*Data for the task:*
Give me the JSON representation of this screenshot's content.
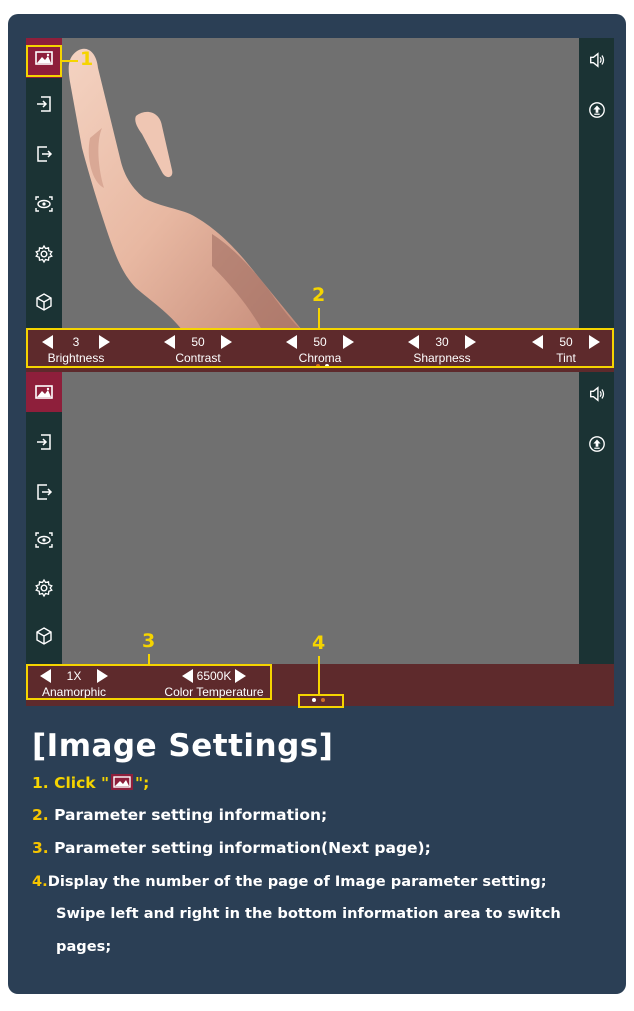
{
  "screen1": {
    "callout_1": "1",
    "callout_2": "2",
    "params": [
      {
        "value": "3",
        "label": "Brightness"
      },
      {
        "value": "50",
        "label": "Contrast"
      },
      {
        "value": "50",
        "label": "Chroma"
      },
      {
        "value": "30",
        "label": "Sharpness"
      },
      {
        "value": "50",
        "label": "Tint"
      }
    ]
  },
  "screen2": {
    "callout_3": "3",
    "callout_4": "4",
    "params": [
      {
        "value": "1X",
        "label": "Anamorphic"
      },
      {
        "value": "6500K",
        "label": "Color Temperature"
      }
    ]
  },
  "sidebar_icons": [
    "image-icon",
    "input-icon",
    "exit-icon",
    "eye-icon",
    "gear-icon",
    "cube-icon"
  ],
  "rightbar_icons": [
    "speaker-icon",
    "upload-icon"
  ],
  "colors": {
    "background": "#2b3f55",
    "accent_yellow": "#f5d400",
    "active_tab": "#8e1f3b",
    "info_bar": "#5e2a2c",
    "stage": "#707070"
  },
  "text": {
    "heading": "[Image Settings]",
    "step1_prefix": "1. Click \"",
    "step1_suffix": "\";",
    "step2_num": "2.",
    "step2": "Parameter setting information;",
    "step3_num": "3.",
    "step3": "Parameter setting information(Next page);",
    "step4_num": "4.",
    "step4_line1": "Display the number of the page of Image parameter setting;",
    "step4_line2": "Swipe left and right in the bottom information area to switch",
    "step4_line3": "pages;"
  }
}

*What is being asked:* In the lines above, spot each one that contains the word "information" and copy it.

*Response to this exercise:*
    "step2": "Parameter setting information;",
    "step3": "Parameter setting information(Next page);",
    "step4_line2": "Swipe left and right in the bottom information area to switch",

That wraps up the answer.